Work request.
The result should be every line that contains the word "rest", taken from the material.

Source records START

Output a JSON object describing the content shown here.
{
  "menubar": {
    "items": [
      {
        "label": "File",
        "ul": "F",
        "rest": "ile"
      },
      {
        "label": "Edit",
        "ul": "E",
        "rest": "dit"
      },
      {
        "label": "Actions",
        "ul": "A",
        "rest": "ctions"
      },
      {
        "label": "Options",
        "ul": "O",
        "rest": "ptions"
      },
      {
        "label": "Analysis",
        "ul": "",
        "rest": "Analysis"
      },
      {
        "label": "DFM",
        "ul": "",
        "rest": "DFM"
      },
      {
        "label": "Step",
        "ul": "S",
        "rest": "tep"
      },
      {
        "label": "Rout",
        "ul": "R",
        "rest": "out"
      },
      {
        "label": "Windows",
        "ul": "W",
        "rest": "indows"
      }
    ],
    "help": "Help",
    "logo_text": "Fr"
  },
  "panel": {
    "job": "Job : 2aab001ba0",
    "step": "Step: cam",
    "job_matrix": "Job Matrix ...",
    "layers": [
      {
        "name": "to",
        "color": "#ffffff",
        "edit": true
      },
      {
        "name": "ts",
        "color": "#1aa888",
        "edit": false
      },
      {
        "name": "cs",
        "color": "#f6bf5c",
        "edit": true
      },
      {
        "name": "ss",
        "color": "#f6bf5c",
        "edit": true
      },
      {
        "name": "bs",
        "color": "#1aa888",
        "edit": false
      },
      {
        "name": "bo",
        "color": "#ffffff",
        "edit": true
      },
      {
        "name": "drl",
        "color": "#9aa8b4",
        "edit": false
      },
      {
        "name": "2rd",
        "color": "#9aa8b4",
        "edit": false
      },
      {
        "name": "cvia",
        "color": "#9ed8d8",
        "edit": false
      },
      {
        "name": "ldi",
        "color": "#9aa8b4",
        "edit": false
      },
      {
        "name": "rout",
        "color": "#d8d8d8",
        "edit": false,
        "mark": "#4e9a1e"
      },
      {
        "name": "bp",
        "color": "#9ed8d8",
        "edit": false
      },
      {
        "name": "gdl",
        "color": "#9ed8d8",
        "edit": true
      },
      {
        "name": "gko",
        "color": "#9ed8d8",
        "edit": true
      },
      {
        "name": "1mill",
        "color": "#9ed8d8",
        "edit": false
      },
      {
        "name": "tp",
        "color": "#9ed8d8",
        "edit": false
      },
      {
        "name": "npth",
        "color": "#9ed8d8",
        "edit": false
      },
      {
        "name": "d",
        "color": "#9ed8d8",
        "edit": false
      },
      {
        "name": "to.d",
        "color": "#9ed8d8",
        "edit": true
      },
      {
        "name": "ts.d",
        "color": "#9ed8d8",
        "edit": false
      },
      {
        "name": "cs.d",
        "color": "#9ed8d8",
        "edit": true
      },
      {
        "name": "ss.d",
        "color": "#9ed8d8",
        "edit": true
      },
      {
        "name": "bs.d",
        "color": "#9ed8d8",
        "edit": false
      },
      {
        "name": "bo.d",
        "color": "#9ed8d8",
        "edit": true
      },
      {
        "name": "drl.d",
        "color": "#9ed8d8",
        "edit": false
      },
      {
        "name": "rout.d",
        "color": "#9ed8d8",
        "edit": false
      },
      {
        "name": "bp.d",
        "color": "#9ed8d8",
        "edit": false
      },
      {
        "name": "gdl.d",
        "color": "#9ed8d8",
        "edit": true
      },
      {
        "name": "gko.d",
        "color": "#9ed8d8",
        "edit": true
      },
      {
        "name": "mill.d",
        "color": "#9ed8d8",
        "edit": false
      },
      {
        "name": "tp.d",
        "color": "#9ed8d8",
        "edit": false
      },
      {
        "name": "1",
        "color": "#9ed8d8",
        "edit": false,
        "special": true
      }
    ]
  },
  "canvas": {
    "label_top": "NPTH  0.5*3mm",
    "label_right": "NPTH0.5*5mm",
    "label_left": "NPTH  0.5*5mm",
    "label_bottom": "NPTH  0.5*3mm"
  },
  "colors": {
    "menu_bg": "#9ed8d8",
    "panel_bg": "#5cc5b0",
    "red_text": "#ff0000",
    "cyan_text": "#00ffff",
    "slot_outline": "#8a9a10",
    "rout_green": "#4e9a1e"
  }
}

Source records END

Response for this exercise.
        "rest": "ile"
        "rest": "dit"
        "rest": "ctions"
        "rest": "ptions"
        "rest": "Analysis"
        "rest": "DFM"
        "rest": "tep"
        "rest": "out"
        "rest": "indows"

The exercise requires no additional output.